(Data about app and page elements)
☆ ☆ ☆
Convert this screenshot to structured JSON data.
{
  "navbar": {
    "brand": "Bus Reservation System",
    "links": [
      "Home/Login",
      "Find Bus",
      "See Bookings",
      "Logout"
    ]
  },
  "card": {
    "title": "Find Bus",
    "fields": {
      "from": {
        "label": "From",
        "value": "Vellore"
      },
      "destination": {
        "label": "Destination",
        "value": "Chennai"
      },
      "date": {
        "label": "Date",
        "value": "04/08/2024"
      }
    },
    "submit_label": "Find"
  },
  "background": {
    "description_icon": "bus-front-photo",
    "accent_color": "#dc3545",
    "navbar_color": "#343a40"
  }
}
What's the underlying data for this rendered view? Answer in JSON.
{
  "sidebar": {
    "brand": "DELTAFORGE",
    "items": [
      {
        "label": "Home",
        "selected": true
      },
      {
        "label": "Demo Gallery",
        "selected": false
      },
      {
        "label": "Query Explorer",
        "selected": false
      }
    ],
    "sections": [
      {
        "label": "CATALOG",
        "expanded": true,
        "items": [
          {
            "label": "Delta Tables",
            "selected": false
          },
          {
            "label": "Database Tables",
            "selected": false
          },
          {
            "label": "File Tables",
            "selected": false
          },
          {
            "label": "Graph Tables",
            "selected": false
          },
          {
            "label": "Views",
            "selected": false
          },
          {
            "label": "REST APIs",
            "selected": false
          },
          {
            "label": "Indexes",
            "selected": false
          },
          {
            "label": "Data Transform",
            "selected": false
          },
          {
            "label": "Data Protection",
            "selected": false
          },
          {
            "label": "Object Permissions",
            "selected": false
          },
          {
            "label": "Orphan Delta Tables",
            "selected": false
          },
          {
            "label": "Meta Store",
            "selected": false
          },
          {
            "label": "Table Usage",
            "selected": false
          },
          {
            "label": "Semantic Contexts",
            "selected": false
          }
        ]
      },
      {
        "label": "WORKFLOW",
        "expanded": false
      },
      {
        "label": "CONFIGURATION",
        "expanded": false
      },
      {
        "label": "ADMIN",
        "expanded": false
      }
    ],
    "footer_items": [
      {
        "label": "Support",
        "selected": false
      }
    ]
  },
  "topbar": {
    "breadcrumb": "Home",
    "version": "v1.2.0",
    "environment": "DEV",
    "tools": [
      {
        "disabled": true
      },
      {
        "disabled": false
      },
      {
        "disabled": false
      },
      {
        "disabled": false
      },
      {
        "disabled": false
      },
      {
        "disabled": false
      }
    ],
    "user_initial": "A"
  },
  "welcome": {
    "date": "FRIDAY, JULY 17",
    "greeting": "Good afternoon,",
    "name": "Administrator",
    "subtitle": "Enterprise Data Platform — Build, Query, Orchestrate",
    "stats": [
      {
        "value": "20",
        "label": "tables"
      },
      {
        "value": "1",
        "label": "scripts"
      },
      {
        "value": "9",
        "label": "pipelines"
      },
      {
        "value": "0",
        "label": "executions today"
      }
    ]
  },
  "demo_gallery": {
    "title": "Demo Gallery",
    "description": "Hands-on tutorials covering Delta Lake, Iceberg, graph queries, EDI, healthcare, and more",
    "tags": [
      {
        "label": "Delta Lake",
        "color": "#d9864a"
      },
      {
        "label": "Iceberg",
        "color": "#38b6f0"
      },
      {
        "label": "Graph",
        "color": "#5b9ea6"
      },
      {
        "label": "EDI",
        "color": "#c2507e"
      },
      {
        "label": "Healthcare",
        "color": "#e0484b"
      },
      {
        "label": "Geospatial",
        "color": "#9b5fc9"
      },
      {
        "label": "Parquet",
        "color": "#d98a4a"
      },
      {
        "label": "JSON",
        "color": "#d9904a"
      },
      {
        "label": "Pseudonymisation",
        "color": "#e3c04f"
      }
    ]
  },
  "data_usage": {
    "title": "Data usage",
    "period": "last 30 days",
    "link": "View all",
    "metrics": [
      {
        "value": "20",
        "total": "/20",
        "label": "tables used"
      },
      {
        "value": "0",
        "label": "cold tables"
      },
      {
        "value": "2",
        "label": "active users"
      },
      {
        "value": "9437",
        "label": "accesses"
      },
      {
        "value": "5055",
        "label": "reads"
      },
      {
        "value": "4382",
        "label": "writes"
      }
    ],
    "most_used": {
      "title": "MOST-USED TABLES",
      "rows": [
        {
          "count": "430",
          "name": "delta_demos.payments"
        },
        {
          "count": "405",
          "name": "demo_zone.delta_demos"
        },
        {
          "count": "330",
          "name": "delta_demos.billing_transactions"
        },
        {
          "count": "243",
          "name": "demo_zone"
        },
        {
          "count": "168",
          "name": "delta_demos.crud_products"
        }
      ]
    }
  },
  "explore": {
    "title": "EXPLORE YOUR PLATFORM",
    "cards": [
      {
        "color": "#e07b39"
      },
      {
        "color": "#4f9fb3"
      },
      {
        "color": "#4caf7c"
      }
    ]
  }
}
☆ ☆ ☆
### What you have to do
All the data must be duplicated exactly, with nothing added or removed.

### Exercise solution
Convert this screenshot to structured JSON data.
{
  "navbar": {
    "brand": "Bus Reservation System",
    "links": [
      "Home/Login",
      "Find Bus",
      "See Bookings",
      "Logout"
    ]
  },
  "card": {
    "title": "Find Bus",
    "fields": {
      "from": {
        "label": "From",
        "value": "Vellore"
      },
      "destination": {
        "label": "Destination",
        "value": "Chennai"
      },
      "date": {
        "label": "Date",
        "value": "04/08/2024"
      }
    },
    "submit_label": "Find"
  },
  "background": {
    "description_icon": "bus-front-photo",
    "accent_color": "#dc3545",
    "navbar_color": "#343a40"
  }
}
What's the underlying data for this rendered view? Answer in JSON.
{
  "sidebar": {
    "brand": "DELTAFORGE",
    "items": [
      {
        "label": "Home",
        "selected": true
      },
      {
        "label": "Demo Gallery",
        "selected": false
      },
      {
        "label": "Query Explorer",
        "selected": false
      }
    ],
    "sections": [
      {
        "label": "CATALOG",
        "expanded": true,
        "items": [
          {
            "label": "Delta Tables",
            "selected": false
          },
          {
            "label": "Database Tables",
            "selected": false
          },
          {
            "label": "File Tables",
            "selected": false
          },
          {
            "label": "Graph Tables",
            "selected": false
          },
          {
            "label": "Views",
            "selected": false
          },
          {
            "label": "REST APIs",
            "selected": false
          },
          {
            "label": "Indexes",
            "selected": false
          },
          {
            "label": "Data Transform",
            "selected": false
          },
          {
            "label": "Data Protection",
            "selected": false
          },
          {
            "label": "Object Permissions",
            "selected": false
          },
          {
            "label": "Orphan Delta Tables",
            "selected": false
          },
          {
            "label": "Meta Store",
            "selected": false
          },
          {
            "label": "Table Usage",
            "selected": false
          },
          {
            "label": "Semantic Contexts",
            "selected": false
          }
        ]
      },
      {
        "label": "WORKFLOW",
        "expanded": false
      },
      {
        "label": "CONFIGURATION",
        "expanded": false
      },
      {
        "label": "ADMIN",
        "expanded": false
      }
    ],
    "footer_items": [
      {
        "label": "Support",
        "selected": false
      }
    ]
  },
  "topbar": {
    "breadcrumb": "Home",
    "version": "v1.2.0",
    "environment": "DEV",
    "tools": [
      {
        "disabled": true
      },
      {
        "disabled": false
      },
      {
        "disabled": false
      },
      {
        "disabled": false
      },
      {
        "disabled": false
      },
      {
        "disabled": false
      }
    ],
    "user_initial": "A"
  },
  "welcome": {
    "date": "FRIDAY, JULY 17",
    "greeting": "Good afternoon,",
    "name": "Administrator",
    "subtitle": "Enterprise Data Platform — Build, Query, Orchestrate",
    "stats": [
      {
        "value": "20",
        "label": "tables"
      },
      {
        "value": "1",
        "label": "scripts"
      },
      {
        "value": "9",
        "label": "pipelines"
      },
      {
        "value": "0",
        "label": "executions today"
      }
    ]
  },
  "demo_gallery": {
    "title": "Demo Gallery",
    "description": "Hands-on tutorials covering Delta Lake, Iceberg, graph queries, EDI, healthcare, and more",
    "tags": [
      {
        "label": "Delta Lake",
        "color": "#d9864a"
      },
      {
        "label": "Iceberg",
        "color": "#38b6f0"
      },
      {
        "label": "Graph",
        "color": "#5b9ea6"
      },
      {
        "label": "EDI",
        "color": "#c2507e"
      },
      {
        "label": "Healthcare",
        "color": "#e0484b"
      },
      {
        "label": "Geospatial",
        "color": "#9b5fc9"
      },
      {
        "label": "Parquet",
        "color": "#d98a4a"
      },
      {
        "label": "JSON",
        "color": "#d9904a"
      },
      {
        "label": "Pseudonymisation",
        "color": "#e3c04f"
      }
    ]
  },
  "data_usage": {
    "title": "Data usage",
    "period": "last 30 days",
    "link": "View all",
    "metrics": [
      {
        "value": "20",
        "total": "/20",
        "label": "tables used"
      },
      {
        "value": "0",
        "label": "cold tables"
      },
      {
        "value": "2",
        "label": "active users"
      },
      {
        "value": "9437",
        "label": "accesses"
      },
      {
        "value": "5055",
        "label": "reads"
      },
      {
        "value": "4382",
        "label": "writes"
      }
    ],
    "most_used": {
      "title": "MOST-USED TABLES",
      "rows": [
        {
          "count": "430",
          "name": "delta_demos.payments"
        },
        {
          "count": "405",
          "name": "demo_zone.delta_demos"
        },
        {
          "count": "330",
          "name": "delta_demos.billing_transactions"
        },
        {
          "count": "243",
          "name": "demo_zone"
        },
        {
          "count": "168",
          "name": "delta_demos.crud_products"
        }
      ]
    }
  },
  "explore": {
    "title": "EXPLORE YOUR PLATFORM",
    "cards": [
      {
        "color": "#e07b39"
      },
      {
        "color": "#4f9fb3"
      },
      {
        "color": "#4caf7c"
      }
    ]
  }
}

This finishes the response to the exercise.